◆ Data about app and page elements ◆
•••••

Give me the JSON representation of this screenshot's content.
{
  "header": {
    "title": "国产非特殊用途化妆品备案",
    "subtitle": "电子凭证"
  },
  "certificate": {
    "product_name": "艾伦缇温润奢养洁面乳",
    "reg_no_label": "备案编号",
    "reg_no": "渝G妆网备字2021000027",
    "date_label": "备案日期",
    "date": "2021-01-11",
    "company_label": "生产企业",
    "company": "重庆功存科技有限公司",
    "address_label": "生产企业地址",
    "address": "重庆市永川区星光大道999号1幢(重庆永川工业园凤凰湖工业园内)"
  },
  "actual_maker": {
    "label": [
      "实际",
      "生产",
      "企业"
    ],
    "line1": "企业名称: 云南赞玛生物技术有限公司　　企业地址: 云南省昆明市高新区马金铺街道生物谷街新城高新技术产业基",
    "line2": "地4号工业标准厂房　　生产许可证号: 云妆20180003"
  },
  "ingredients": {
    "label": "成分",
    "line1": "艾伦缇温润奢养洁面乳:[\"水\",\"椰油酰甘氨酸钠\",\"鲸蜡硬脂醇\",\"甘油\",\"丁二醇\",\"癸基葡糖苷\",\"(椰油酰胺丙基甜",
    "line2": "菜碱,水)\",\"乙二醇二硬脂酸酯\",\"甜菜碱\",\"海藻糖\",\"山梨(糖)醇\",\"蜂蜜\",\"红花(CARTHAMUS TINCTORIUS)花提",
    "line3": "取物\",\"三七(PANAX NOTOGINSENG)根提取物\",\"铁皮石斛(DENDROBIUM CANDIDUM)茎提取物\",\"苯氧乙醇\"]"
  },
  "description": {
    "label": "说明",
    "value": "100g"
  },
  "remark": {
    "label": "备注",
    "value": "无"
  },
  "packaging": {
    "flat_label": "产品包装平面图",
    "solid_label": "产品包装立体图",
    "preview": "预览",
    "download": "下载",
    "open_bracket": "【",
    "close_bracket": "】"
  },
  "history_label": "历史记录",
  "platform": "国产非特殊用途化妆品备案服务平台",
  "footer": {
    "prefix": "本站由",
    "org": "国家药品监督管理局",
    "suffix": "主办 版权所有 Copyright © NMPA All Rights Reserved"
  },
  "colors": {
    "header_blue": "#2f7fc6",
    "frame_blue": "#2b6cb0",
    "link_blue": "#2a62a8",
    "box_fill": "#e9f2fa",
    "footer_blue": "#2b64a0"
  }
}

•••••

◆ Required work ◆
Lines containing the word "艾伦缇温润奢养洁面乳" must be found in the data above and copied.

◆ Problem solution ◆
    "product_name": "艾伦缇温润奢养洁面乳",
    "line1": "艾伦缇温润奢养洁面乳:[\"水\",\"椰油酰甘氨酸钠\",\"鲸蜡硬脂醇\",\"甘油\",\"丁二醇\",\"癸基葡糖苷\",\"(椰油酰胺丙基甜",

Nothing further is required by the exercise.